• [Assignment]:
Set down all the data again. Change nothing.

• [Working data]:

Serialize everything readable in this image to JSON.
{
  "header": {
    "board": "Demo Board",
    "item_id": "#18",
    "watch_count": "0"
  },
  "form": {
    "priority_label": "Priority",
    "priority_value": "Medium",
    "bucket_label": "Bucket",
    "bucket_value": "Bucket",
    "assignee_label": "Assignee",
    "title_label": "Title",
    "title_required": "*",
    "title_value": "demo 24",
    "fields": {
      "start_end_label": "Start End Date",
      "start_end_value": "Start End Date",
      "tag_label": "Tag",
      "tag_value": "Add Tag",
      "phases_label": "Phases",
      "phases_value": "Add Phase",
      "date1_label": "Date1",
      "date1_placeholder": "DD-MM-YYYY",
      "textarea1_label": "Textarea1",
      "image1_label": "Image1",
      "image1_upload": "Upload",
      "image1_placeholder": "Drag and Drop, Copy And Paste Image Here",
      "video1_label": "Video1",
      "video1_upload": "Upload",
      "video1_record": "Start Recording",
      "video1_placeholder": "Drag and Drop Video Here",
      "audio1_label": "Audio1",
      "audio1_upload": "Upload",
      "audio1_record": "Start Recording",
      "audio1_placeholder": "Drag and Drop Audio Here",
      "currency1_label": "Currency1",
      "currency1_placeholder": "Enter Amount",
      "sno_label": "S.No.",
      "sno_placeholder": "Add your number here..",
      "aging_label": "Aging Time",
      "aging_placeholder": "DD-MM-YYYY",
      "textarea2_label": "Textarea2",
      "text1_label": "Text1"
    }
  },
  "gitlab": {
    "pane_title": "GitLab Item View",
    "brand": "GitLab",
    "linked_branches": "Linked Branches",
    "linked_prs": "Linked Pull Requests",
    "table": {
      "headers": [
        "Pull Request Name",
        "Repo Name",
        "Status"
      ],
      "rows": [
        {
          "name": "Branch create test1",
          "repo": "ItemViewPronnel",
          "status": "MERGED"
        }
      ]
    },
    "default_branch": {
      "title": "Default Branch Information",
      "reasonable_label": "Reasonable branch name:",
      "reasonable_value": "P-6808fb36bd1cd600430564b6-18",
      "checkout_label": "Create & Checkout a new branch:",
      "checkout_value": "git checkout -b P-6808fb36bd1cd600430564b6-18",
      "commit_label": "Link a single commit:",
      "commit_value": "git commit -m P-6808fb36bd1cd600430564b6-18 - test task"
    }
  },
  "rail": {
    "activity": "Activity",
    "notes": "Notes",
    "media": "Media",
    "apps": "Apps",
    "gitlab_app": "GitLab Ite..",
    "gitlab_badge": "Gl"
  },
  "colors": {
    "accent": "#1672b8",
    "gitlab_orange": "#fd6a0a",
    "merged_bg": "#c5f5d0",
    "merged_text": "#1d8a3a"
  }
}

• [Written response]:
Serialize everything readable in this image to JSON.
{
  "header": {
    "board": "Demo Board",
    "item_id": "#18",
    "watch_count": "0"
  },
  "form": {
    "priority_label": "Priority",
    "priority_value": "Medium",
    "bucket_label": "Bucket",
    "bucket_value": "Bucket",
    "assignee_label": "Assignee",
    "title_label": "Title",
    "title_required": "*",
    "title_value": "demo 24",
    "fields": {
      "start_end_label": "Start End Date",
      "start_end_value": "Start End Date",
      "tag_label": "Tag",
      "tag_value": "Add Tag",
      "phases_label": "Phases",
      "phases_value": "Add Phase",
      "date1_label": "Date1",
      "date1_placeholder": "DD-MM-YYYY",
      "textarea1_label": "Textarea1",
      "image1_label": "Image1",
      "image1_upload": "Upload",
      "image1_placeholder": "Drag and Drop, Copy And Paste Image Here",
      "video1_label": "Video1",
      "video1_upload": "Upload",
      "video1_record": "Start Recording",
      "video1_placeholder": "Drag and Drop Video Here",
      "audio1_label": "Audio1",
      "audio1_upload": "Upload",
      "audio1_record": "Start Recording",
      "audio1_placeholder": "Drag and Drop Audio Here",
      "currency1_label": "Currency1",
      "currency1_placeholder": "Enter Amount",
      "sno_label": "S.No.",
      "sno_placeholder": "Add your number here..",
      "aging_label": "Aging Time",
      "aging_placeholder": "DD-MM-YYYY",
      "textarea2_label": "Textarea2",
      "text1_label": "Text1"
    }
  },
  "gitlab": {
    "pane_title": "GitLab Item View",
    "brand": "GitLab",
    "linked_branches": "Linked Branches",
    "linked_prs": "Linked Pull Requests",
    "table": {
      "headers": [
        "Pull Request Name",
        "Repo Name",
        "Status"
      ],
      "rows": [
        {
          "name": "Branch create test1",
          "repo": "ItemViewPronnel",
          "status": "MERGED"
        }
      ]
    },
    "default_branch": {
      "title": "Default Branch Information",
      "reasonable_label": "Reasonable branch name:",
      "reasonable_value": "P-6808fb36bd1cd600430564b6-18",
      "checkout_label": "Create & Checkout a new branch:",
      "checkout_value": "git checkout -b P-6808fb36bd1cd600430564b6-18",
      "commit_label": "Link a single commit:",
      "commit_value": "git commit -m P-6808fb36bd1cd600430564b6-18 - test task"
    }
  },
  "rail": {
    "activity": "Activity",
    "notes": "Notes",
    "media": "Media",
    "apps": "Apps",
    "gitlab_app": "GitLab Ite..",
    "gitlab_badge": "Gl"
  },
  "colors": {
    "accent": "#1672b8",
    "gitlab_orange": "#fd6a0a",
    "merged_bg": "#c5f5d0",
    "merged_text": "#1d8a3a"
  }
}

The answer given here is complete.